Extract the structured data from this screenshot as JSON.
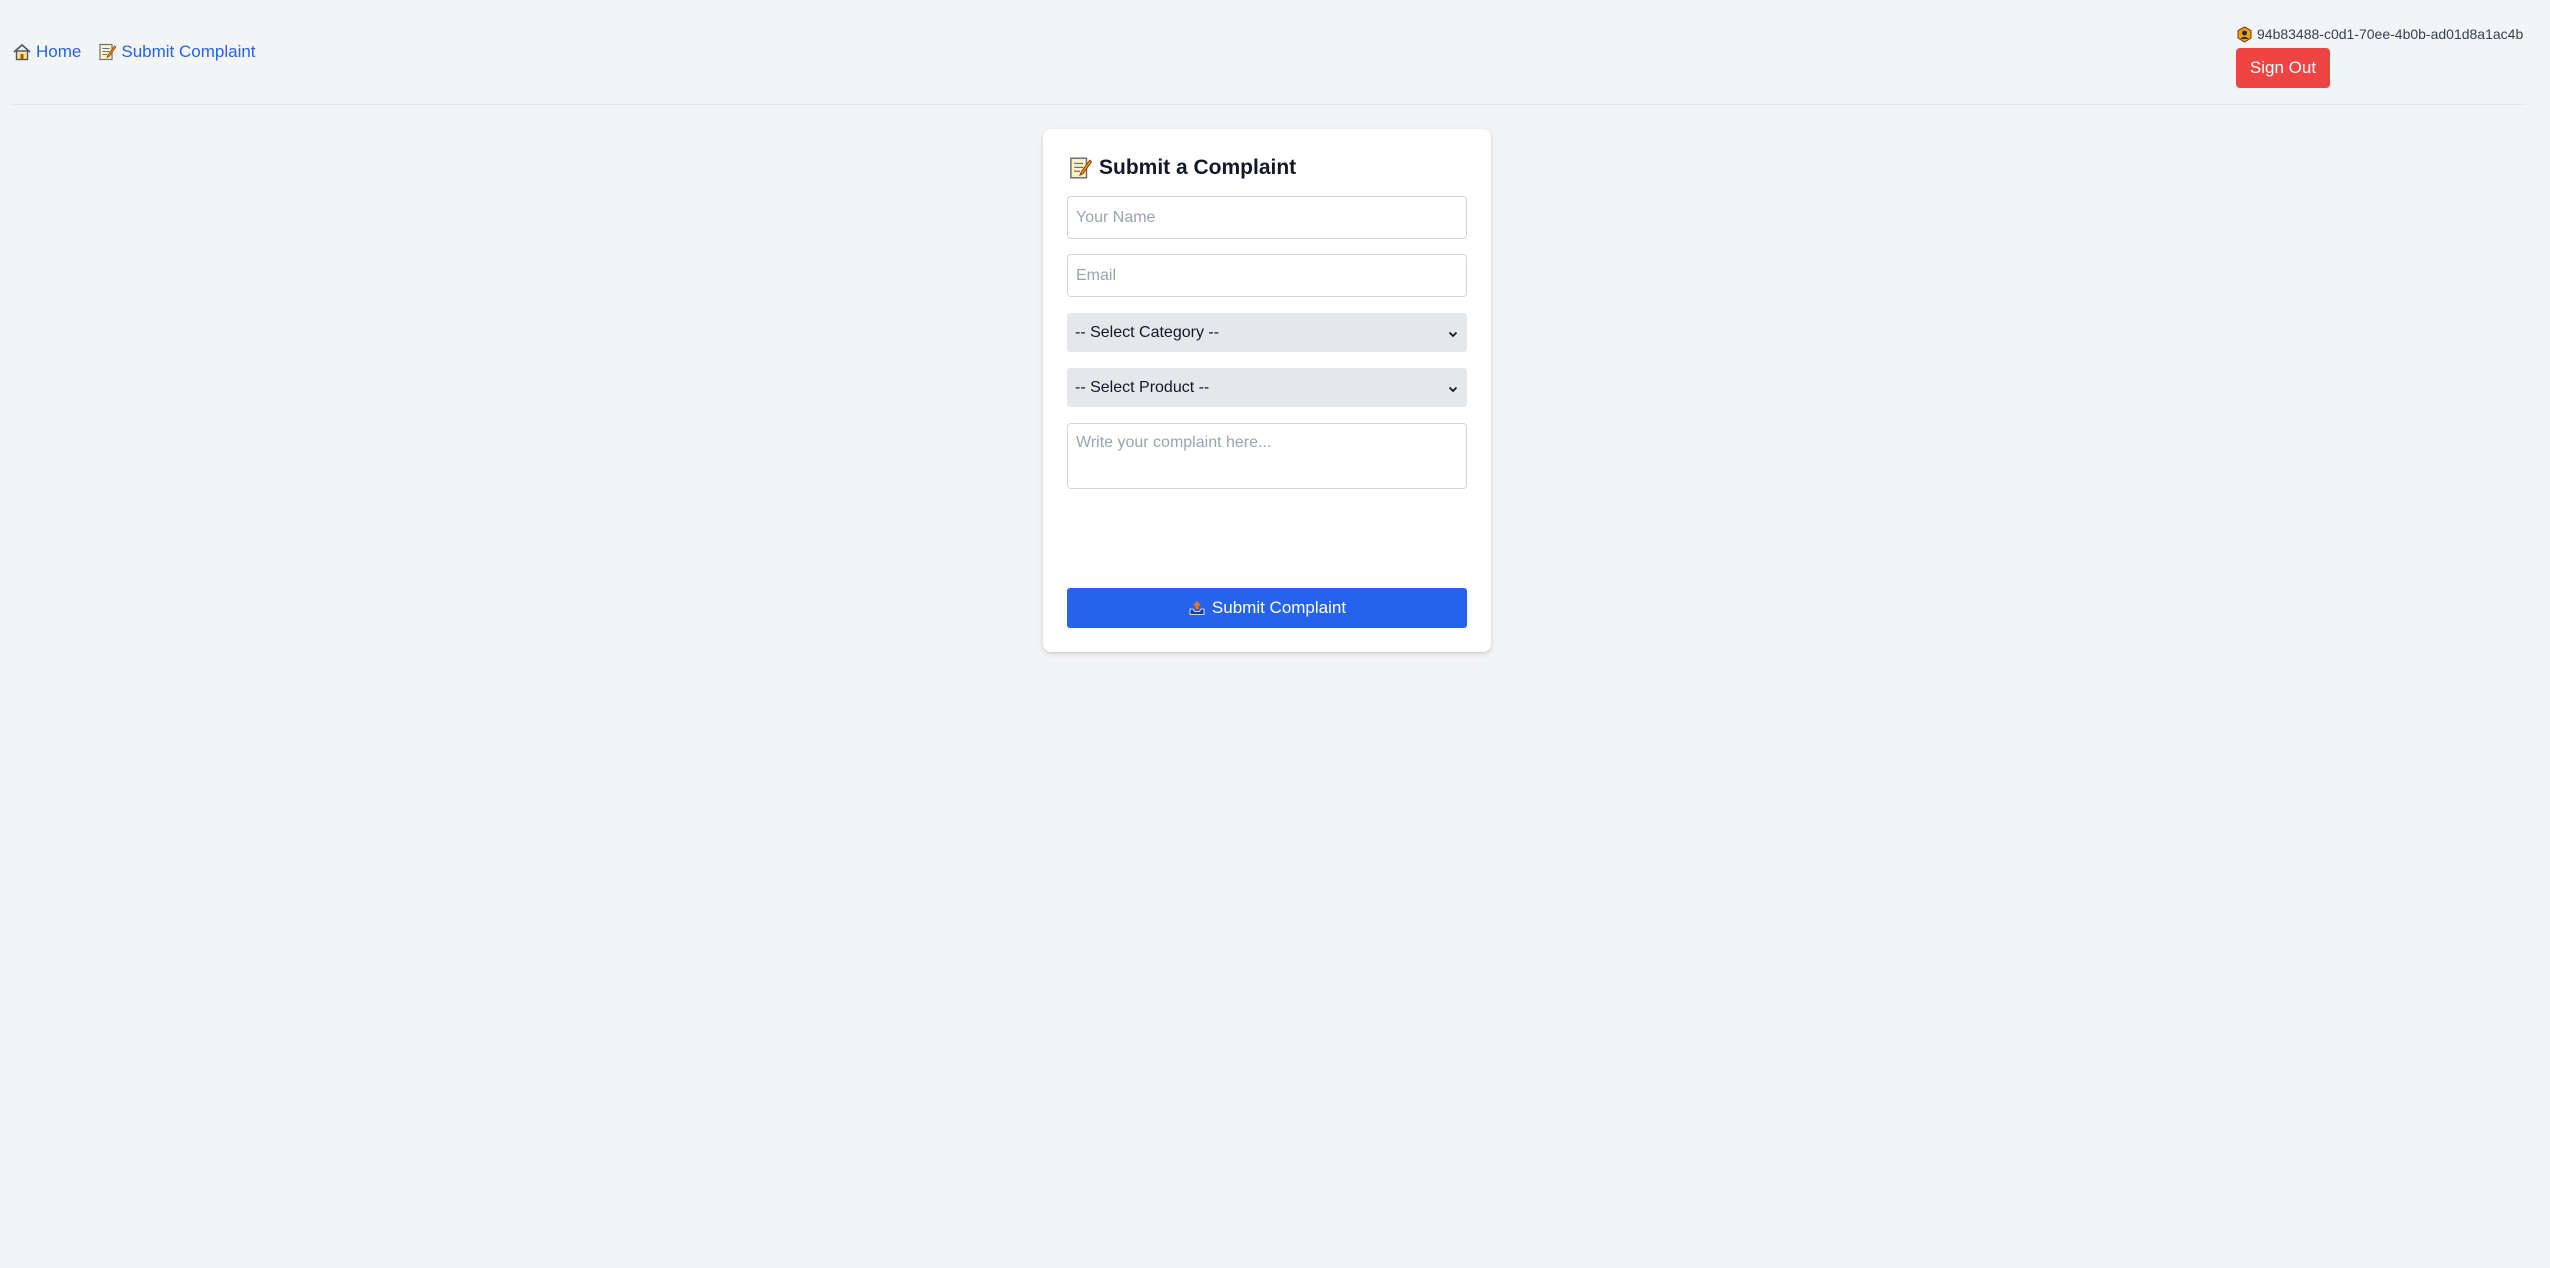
{
  "nav": {
    "home_label": "Home",
    "home_icon": "house-icon",
    "submit_label": "Submit Complaint",
    "submit_icon": "memo-icon"
  },
  "user": {
    "id": "94b83488-c0d1-70ee-4b0b-ad01d8a1ac4b",
    "icon": "user-badge-icon",
    "signout_label": "Sign Out"
  },
  "form": {
    "title": "Submit a Complaint",
    "title_icon": "memo-icon",
    "name_placeholder": "Your Name",
    "email_placeholder": "Email",
    "category_selected": "-- Select Category --",
    "product_selected": "-- Select Product --",
    "complaint_placeholder": "Write your complaint here...",
    "submit_label": "Submit Complaint",
    "submit_icon": "outbox-tray-icon"
  },
  "colors": {
    "background": "#f3f4f6",
    "link": "#2563eb",
    "signout": "#ef4444",
    "primary": "#2563eb",
    "select_bg": "#e5e7eb"
  }
}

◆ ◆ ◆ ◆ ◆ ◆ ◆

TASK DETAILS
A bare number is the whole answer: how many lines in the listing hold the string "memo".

ANSWER SECTION
2